As for the supposed antimilitary agenda of the so-called mainstream media, the right should look first at itself. In its eagerness to parrot the administration line, it's as ready to sell out the military as any clichéd leftist. For starters, it thought nothing of dismissing the judgment of Gen. Carl Eichenberry, our top commander in Afghanistan, who, according to Gen. Richard B. Myers, the chairman of the Joint Chiefs, said the riots were "not at all tied to the article in the magazine."
The right's rage at Newsweek is all too reminiscent of the contempt it heaped on Specialist Thomas Wilson, the soldier who dared to ask Mr. Rumsfeld at a town hall meeting in Kuwait in December about the shortage of armored vehicles. Mr. Wilson was guilty of "near-insubordination," said Rush Limbaugh; the embedded reporter who helped him frame his question was reviled by bloggers as a traitor. Yet Mr. Wilson's question was legitimate, and Mr. Rumsfeld's answer (that the shortage was only "a matter of production and capability") was a lie. As USA Today reported in March, the Pentagon has known for nearly two years that it didn't have enough armored Humvees but let the problem fester until that insubordinate questioner gave the defense secretary no choice but to act.
It's also because of incompetent Pentagon planning that other troops may now be victims of weapons looted from Saddam's munitions depots after the fall of Baghdad. Yet when The New York Times reported one such looting incident, in Al Qaqaa, before the election, the administration and many in the blogosphere reflexively branded the story fraudulent. But the story was true. It was later corroborated not only by United States Army reservists and national guardsmen who spoke to The Los Angeles Times but also by Iraq's own deputy minister of industry, who told The New York Times two months ago that Al Qaqaa was only one of many such weapon caches hijacked on America's undermanned post-invasion watch.

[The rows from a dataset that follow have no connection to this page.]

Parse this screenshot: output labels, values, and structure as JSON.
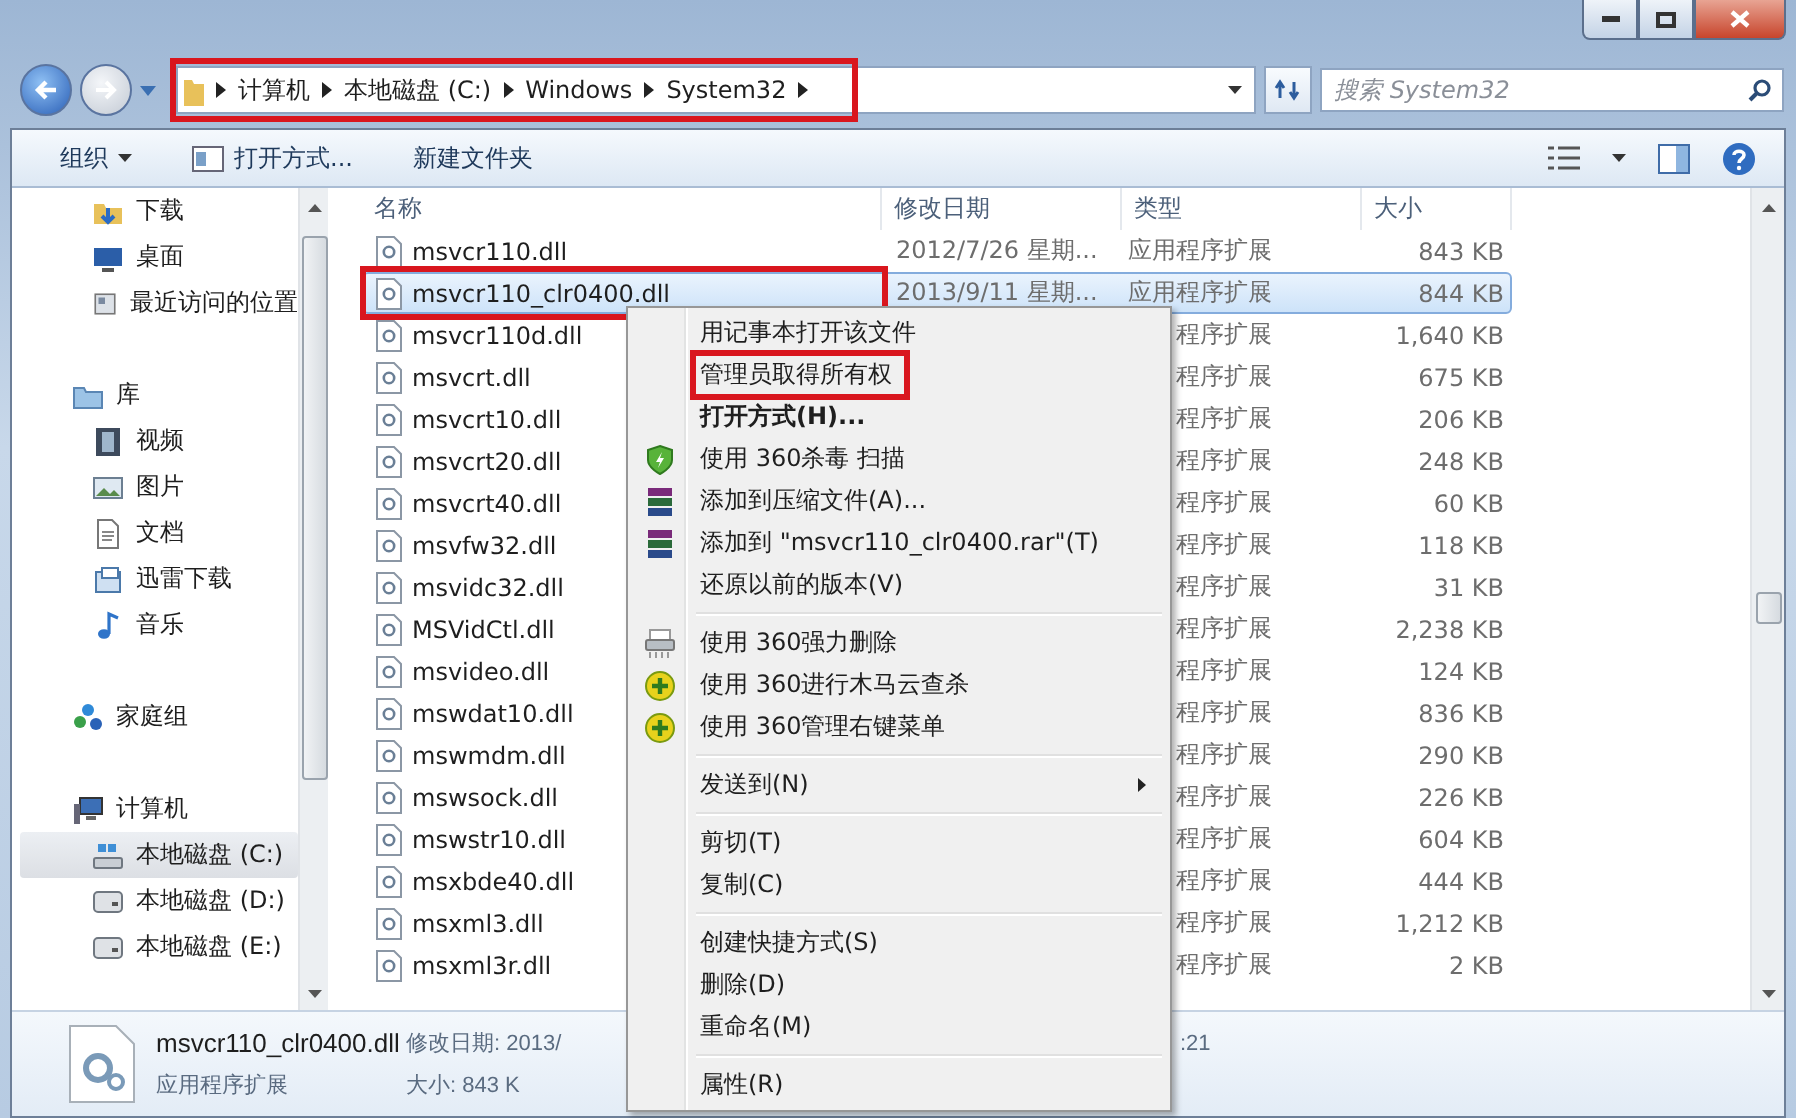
{
  "address_bar": {
    "crumbs": [
      "计算机",
      "本地磁盘 (C:)",
      "Windows",
      "System32"
    ],
    "annotated": true
  },
  "search": {
    "placeholder": "搜索 System32"
  },
  "toolbar": {
    "buttons": [
      {
        "label": "组织",
        "kind": "menu"
      },
      {
        "label": "打开方式...",
        "kind": "open"
      },
      {
        "label": "新建文件夹",
        "kind": "plain"
      }
    ]
  },
  "sidebar": {
    "sections": [
      {
        "items": [
          {
            "label": "下载",
            "kind": "download",
            "selected": false
          },
          {
            "label": "桌面",
            "kind": "desktop",
            "selected": false
          },
          {
            "label": "最近访问的位置",
            "kind": "recent",
            "selected": false
          }
        ]
      },
      {
        "label": "库",
        "kind": "library",
        "items": [
          {
            "label": "视频",
            "kind": "video",
            "selected": false
          },
          {
            "label": "图片",
            "kind": "picture",
            "selected": false
          },
          {
            "label": "文档",
            "kind": "document",
            "selected": false
          },
          {
            "label": "迅雷下载",
            "kind": "folder",
            "selected": false
          },
          {
            "label": "音乐",
            "kind": "music",
            "selected": false
          }
        ]
      },
      {
        "label": "家庭组",
        "kind": "homegroup"
      },
      {
        "label": "计算机",
        "kind": "computer",
        "items": [
          {
            "label": "本地磁盘 (C:)",
            "kind": "system-drive",
            "selected": true
          },
          {
            "label": "本地磁盘 (D:)",
            "kind": "drive",
            "selected": false
          },
          {
            "label": "本地磁盘 (E:)",
            "kind": "drive",
            "selected": false
          }
        ]
      }
    ]
  },
  "table": {
    "columns": [
      "名称",
      "修改日期",
      "类型",
      "大小"
    ],
    "rows": [
      {
        "name": "msvcr110.dll",
        "date": "2012/7/26 星期...",
        "type": "应用程序扩展",
        "size": "843 KB",
        "selected": false,
        "annotated": false
      },
      {
        "name": "msvcr110_clr0400.dll",
        "date": "2013/9/11 星期...",
        "type": "应用程序扩展",
        "size": "844 KB",
        "selected": true,
        "annotated": true
      },
      {
        "name": "msvcr110d.dll",
        "type": "程序扩展",
        "size": "1,640 KB",
        "selected": false,
        "annotated": false
      },
      {
        "name": "msvcrt.dll",
        "type": "程序扩展",
        "size": "675 KB",
        "selected": false,
        "annotated": false
      },
      {
        "name": "msvcrt10.dll",
        "type": "程序扩展",
        "size": "206 KB",
        "selected": false,
        "annotated": false
      },
      {
        "name": "msvcrt20.dll",
        "type": "程序扩展",
        "size": "248 KB",
        "selected": false,
        "annotated": false
      },
      {
        "name": "msvcrt40.dll",
        "type": "程序扩展",
        "size": "60 KB",
        "selected": false,
        "annotated": false
      },
      {
        "name": "msvfw32.dll",
        "type": "程序扩展",
        "size": "118 KB",
        "selected": false,
        "annotated": false
      },
      {
        "name": "msvidc32.dll",
        "type": "程序扩展",
        "size": "31 KB",
        "selected": false,
        "annotated": false
      },
      {
        "name": "MSVidCtl.dll",
        "type": "程序扩展",
        "size": "2,238 KB",
        "selected": false,
        "annotated": false
      },
      {
        "name": "msvideo.dll",
        "type": "程序扩展",
        "size": "124 KB",
        "selected": false,
        "annotated": false
      },
      {
        "name": "mswdat10.dll",
        "type": "程序扩展",
        "size": "836 KB",
        "selected": false,
        "annotated": false
      },
      {
        "name": "mswmdm.dll",
        "type": "程序扩展",
        "size": "290 KB",
        "selected": false,
        "annotated": false
      },
      {
        "name": "mswsock.dll",
        "type": "程序扩展",
        "size": "226 KB",
        "selected": false,
        "annotated": false
      },
      {
        "name": "mswstr10.dll",
        "type": "程序扩展",
        "size": "604 KB",
        "selected": false,
        "annotated": false
      },
      {
        "name": "msxbde40.dll",
        "type": "程序扩展",
        "size": "444 KB",
        "selected": false,
        "annotated": false
      },
      {
        "name": "msxml3.dll",
        "type": "程序扩展",
        "size": "1,212 KB",
        "selected": false,
        "annotated": false
      },
      {
        "name": "msxml3r.dll",
        "type": "程序扩展",
        "size": "2 KB",
        "selected": false,
        "annotated": false
      }
    ]
  },
  "details": {
    "name": "msvcr110_clr0400.dll",
    "date": "修改日期: 2013/",
    "date_tail": ":21",
    "type": "应用程序扩展",
    "size": "大小: 843 K"
  },
  "context_menu": {
    "items": [
      {
        "kind": "text",
        "label": "用记事本打开该文件",
        "annotated": false
      },
      {
        "kind": "text",
        "label": "管理员取得所有权",
        "annotated": true
      },
      {
        "kind": "bold",
        "label": "打开方式(H)...",
        "annotated": false
      },
      {
        "kind": "scan",
        "label": "使用 360杀毒 扫描",
        "annotated": false
      },
      {
        "kind": "archive",
        "label": "添加到压缩文件(A)...",
        "annotated": false
      },
      {
        "kind": "archive",
        "label": "添加到 \"msvcr110_clr0400.rar\"(T)",
        "annotated": false
      },
      {
        "kind": "text",
        "label": "还原以前的版本(V)",
        "annotated": false
      },
      {
        "kind": "separator"
      },
      {
        "kind": "shred",
        "label": "使用 360强力删除",
        "annotated": false
      },
      {
        "kind": "cloud",
        "label": "使用 360进行木马云查杀",
        "annotated": false
      },
      {
        "kind": "cloud",
        "label": "使用 360管理右键菜单",
        "annotated": false
      },
      {
        "kind": "separator"
      },
      {
        "kind": "submenu",
        "label": "发送到(N)",
        "annotated": false
      },
      {
        "kind": "separator"
      },
      {
        "kind": "text",
        "label": "剪切(T)",
        "annotated": false
      },
      {
        "kind": "text",
        "label": "复制(C)",
        "annotated": false
      },
      {
        "kind": "separator"
      },
      {
        "kind": "text",
        "label": "创建快捷方式(S)",
        "annotated": false
      },
      {
        "kind": "text",
        "label": "删除(D)",
        "annotated": false
      },
      {
        "kind": "text",
        "label": "重命名(M)",
        "annotated": false
      },
      {
        "kind": "separator"
      },
      {
        "kind": "text",
        "label": "属性(R)",
        "annotated": false
      }
    ]
  }
}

IT is terrible that Newsweek was wrong, though it's worth noting, as John Donvan of ABC News did, that the Defense Department's claim that its story was "demonstrably" false is also an overreach. Almost nothing that happens in the sealed prison at Guantánamo is as demonstrable as, say, Saddam's underwear. But if something good can come out of something bad, the administration's overkill of Newsweek may focus greater public attention on just how much it is using press-bashing to deflect attention from the fictions spun by its own propaganda machine.

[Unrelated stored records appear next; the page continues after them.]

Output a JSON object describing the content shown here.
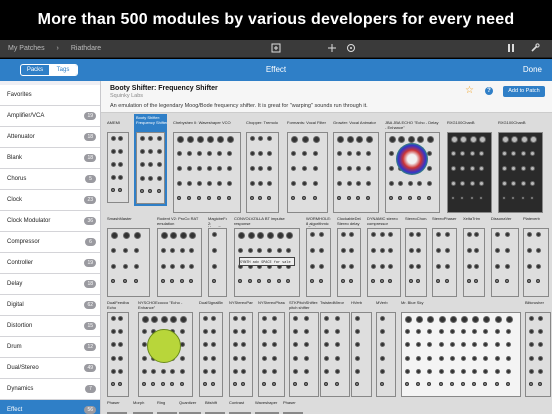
{
  "banner": {
    "text": "More than 500 modules by various developers for every need"
  },
  "topbar": {
    "crumb1": "My Patches",
    "sep": "›",
    "crumb2": "Riathdare"
  },
  "appbar": {
    "tab_packs": "Packs",
    "tab_tags": "Tags",
    "title": "Effect",
    "done": "Done"
  },
  "sidebar": {
    "items": [
      {
        "label": "Favorites",
        "count": ""
      },
      {
        "label": "Amplifier/VCA",
        "count": "19"
      },
      {
        "label": "Attenuator",
        "count": "18"
      },
      {
        "label": "Blank",
        "count": "18"
      },
      {
        "label": "Chorus",
        "count": "5"
      },
      {
        "label": "Clock",
        "count": "23"
      },
      {
        "label": "Clock Modulator",
        "count": "36"
      },
      {
        "label": "Compressor",
        "count": "6"
      },
      {
        "label": "Controller",
        "count": "19"
      },
      {
        "label": "Delay",
        "count": "18"
      },
      {
        "label": "Digital",
        "count": "62"
      },
      {
        "label": "Distortion",
        "count": "15"
      },
      {
        "label": "Drum",
        "count": "12"
      },
      {
        "label": "Dual/Stereo",
        "count": "49"
      },
      {
        "label": "Dynamics",
        "count": "7"
      },
      {
        "label": "Effect",
        "count": "56"
      }
    ]
  },
  "info": {
    "name": "Booty Shifter: Frequency Shifter",
    "brand": "Squinky Labs",
    "desc": "An emulation of the legendary Moog/Bode frequency shifter. It is great for \"warping\" sounds run through it.",
    "add": "Add to Patch"
  },
  "modules": {
    "m0": "AMEMI",
    "m1": "Booty Shifter: Frequency Shifter",
    "m2": "Chebyshev II: Waveshaper VCO",
    "m3": "Chopper: Tremolo",
    "m4": "Formants: Vocal Filter",
    "m5": "Growler: Vocal Animator",
    "m6": "JBA JBA ECHO \"Echo - Delay - Enhance\"",
    "m7": "RXG100ChanB",
    "m8": "RXG100ChanB",
    "m9": "SmashMaster",
    "m10": "Rodent V2: ProCo RAT emulation",
    "m11": "MagicbeFox 2: Magnificent module",
    "m12": "CONVOLVZILLA BT impulse response",
    "m13": "WORMHOLE: 8 algorithmic effect",
    "m14": "ClockableDelay: Stereo delay",
    "m15": "DYNAMIC stereo compressor",
    "m16": "StereoChorus",
    "m17": "StereoPhaser",
    "m18": "XeltaTrim",
    "m19": "DissonaVer",
    "m20": "Plateverb",
    "m21": "DualFeedback Echo",
    "m22": "NYSCHOEcocco \"Echo - Enhance\"",
    "m23": "DualSignalBreaker",
    "m24": "NYStereoPan",
    "m25": "NYStereoPhaser",
    "m26": "STKPitchShifter: pitch shifter",
    "m27": "TwistedMirror",
    "m28": "HVerb",
    "m29": "MVerb",
    "m30": "Mr. Blue Sky",
    "m31": "Blitcrusher",
    "m32": "Phaser",
    "m33": "Morph",
    "m34": "Ring",
    "m35": "Quantizer",
    "m36": "Bitshift",
    "m37": "Contrast",
    "m38": "Waveshaper",
    "m39": "Phaser"
  },
  "screens": {
    "synth_text": "SYNTH adv SPACE for sale"
  },
  "colors": {
    "accent": "#2f7fc7",
    "panel_light": "#dedede",
    "panel_dark": "#2a2a2a"
  }
}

Just since the election, we've witnessed the unmasking of Armstrong Williams and Jeff Gannon. We've learned - thanks to Newsweek's parent publication, The Washington Post - that the Pentagon went so far as to deliberately hide the circumstances of Pat Tillman's friendly-fire death from his own family for weeks, lest the truth mar the P.R. advantages to be reaped from his memorial service. Even as Scott McClellan instructs Newsweek on just what stories it should write to atone for its sins, a professional propagandist sits as chairman of the Corporation for Public Broadcasting: Kenneth Tomlinson, who also runs the board supervising Voice of America and other government-run media outlets. He's been hard at work meddling in the journalism on NPR and PBS.
This steady drip of subterfuge and news manipulation increasingly tells a more compelling story than the old news that Newsweek so egregiously botched.